But his firm has noticed “a substantial change” in recent months as law departments of companies in various industries cut their budgets by up to 20%, he said. While some are continuing to file IP suits, clients also are asking for price reductions, which include lower hourly rates, fixed prices and monthly maximum payments, he said. “There is much greater consideration being given on how those cases should be run and be brought.”
Also, the average number of defendants in patent infringement cases last year dropped back to two following a record average of three per case in 2007, according to the Stanford Clearinghouse.
The changes come as many firms, some of which have seen a slowdown in their corporate practices, have created or bolstered their IP practices.
“There are going to be some challenges for some firms,” Stern said. “There are some firms that have really decided to invest in, or bet on, depending on your point of view, their future in IP litigation. And I hope they’re right.”
Roderick McKelvie, co-head of IP litigation at Washington’s Covington & Burling, which hired 50 patent litigators from defunct Heller Ehrman last fall, agreed that clients are tightening their belts. He said “clients are calling all the law firms that represent them in defending patent infringement cases to be more careful in drawing up budgets.”
But filings haven’t slowed at the firm so far, he said. In fact, filings nationwide began to edge up in December, with 193 cases, down by 6.7% from December 2007 but only five cases shy of 2006 levels for that month. Several patent litigators said their firms had not witnessed a decrease in filings and predicted that the number of cases could increase in 2009 as more companies attempt to maintain their market share in a competitive marketplace.
A cost decision

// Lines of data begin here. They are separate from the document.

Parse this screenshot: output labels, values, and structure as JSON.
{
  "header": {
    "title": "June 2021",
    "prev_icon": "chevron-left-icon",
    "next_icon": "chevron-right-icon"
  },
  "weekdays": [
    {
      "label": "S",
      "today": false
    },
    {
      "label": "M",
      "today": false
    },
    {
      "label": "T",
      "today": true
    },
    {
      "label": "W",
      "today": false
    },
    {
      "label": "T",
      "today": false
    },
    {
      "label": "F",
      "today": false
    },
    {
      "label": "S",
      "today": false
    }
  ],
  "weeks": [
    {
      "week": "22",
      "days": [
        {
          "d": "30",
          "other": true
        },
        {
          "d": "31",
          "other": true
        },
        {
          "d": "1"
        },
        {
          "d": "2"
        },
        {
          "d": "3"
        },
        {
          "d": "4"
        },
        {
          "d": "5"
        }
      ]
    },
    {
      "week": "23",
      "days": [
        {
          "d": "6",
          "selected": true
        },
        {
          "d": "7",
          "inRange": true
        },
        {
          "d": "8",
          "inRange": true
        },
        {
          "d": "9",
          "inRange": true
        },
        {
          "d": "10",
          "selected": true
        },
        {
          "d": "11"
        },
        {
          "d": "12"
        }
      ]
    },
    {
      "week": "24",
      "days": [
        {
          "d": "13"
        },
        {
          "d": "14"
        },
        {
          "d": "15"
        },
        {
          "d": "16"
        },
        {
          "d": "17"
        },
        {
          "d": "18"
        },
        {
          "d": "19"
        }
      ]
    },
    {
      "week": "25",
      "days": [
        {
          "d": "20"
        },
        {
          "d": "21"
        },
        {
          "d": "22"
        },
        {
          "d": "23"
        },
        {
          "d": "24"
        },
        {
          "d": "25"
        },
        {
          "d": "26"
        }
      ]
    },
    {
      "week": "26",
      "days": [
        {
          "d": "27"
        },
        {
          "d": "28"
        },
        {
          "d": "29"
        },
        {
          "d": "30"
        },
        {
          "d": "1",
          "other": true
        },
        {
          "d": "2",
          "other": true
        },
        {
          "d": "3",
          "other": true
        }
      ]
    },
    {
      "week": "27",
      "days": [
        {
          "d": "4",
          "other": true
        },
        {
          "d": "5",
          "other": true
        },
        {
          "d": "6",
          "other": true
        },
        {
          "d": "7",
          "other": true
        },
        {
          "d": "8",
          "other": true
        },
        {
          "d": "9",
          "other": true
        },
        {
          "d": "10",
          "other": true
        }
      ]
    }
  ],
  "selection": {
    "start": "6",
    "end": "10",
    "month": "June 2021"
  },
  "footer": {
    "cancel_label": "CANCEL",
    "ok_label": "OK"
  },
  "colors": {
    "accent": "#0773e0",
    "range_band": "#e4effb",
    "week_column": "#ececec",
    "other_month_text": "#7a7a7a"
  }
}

A.C. Johnston, co-head of the IP litigation group at Morrison & Foerster, said his firm’s clients are continuing to file suits, in part because they are finding ways to monetize their intellectual property.
Yet that might not be enough. “That will be more than offset by companies that decide this is not a good time to be biting off a multimillion-dollar investment in patent litigation,” Cawley of McKool Smith said.
And, while patent litigation has remained strong during past recessions, the statistics could reflect how the recent downturn is unlike anything firms have experienced in recent years, said Chris Hughes, head of the intellectual property group at New York’s Cadwalader, Wickersham & Taft, which this month reported a 30% drop in profits for 2008.
Some IP litigators said other factors could have contributed to the decline in new patent filings.
Morgan Chu, a partner at Los Angeles-based Irell & Manella, said the past year has seen a dramatic increase in ITC filings. For the past six years, filings before the ITC have been on the rise, according to the ITC. Last year, it agreed to conduct investigations of 42 cases, up from 35 in 2007.
The most dramatic declines occurred in two of the nation’s busiest districts for reasons that could be unrelated to the recession, said some IP litigators.
In the Central District of California, 2008 filings plummeted by nearly 39% from 2007 to 198, according to the Stanford Clearinghouse. In the Eastern District of Texas, filings dropped by 21% during that same time frame to 291.
Walker of the Clearinghouse noted that the Northern District of California, for the first time, had more patent infringement filings than the Central District of California. He attributed the change to an increase in declaratory judgment lawsuits and a perception that the Northern District is more “defendant-friendly.”
Chu said the drop in cases filed in the Central District of California might also be due to uniform rules, which are more attractive in other districts, such as the Northern District of California.
In the past, plaintiffs filed in venues such as the Central District of California because cases could go to trial more quickly, said Stern. But more recently, that district has slowed down, he said.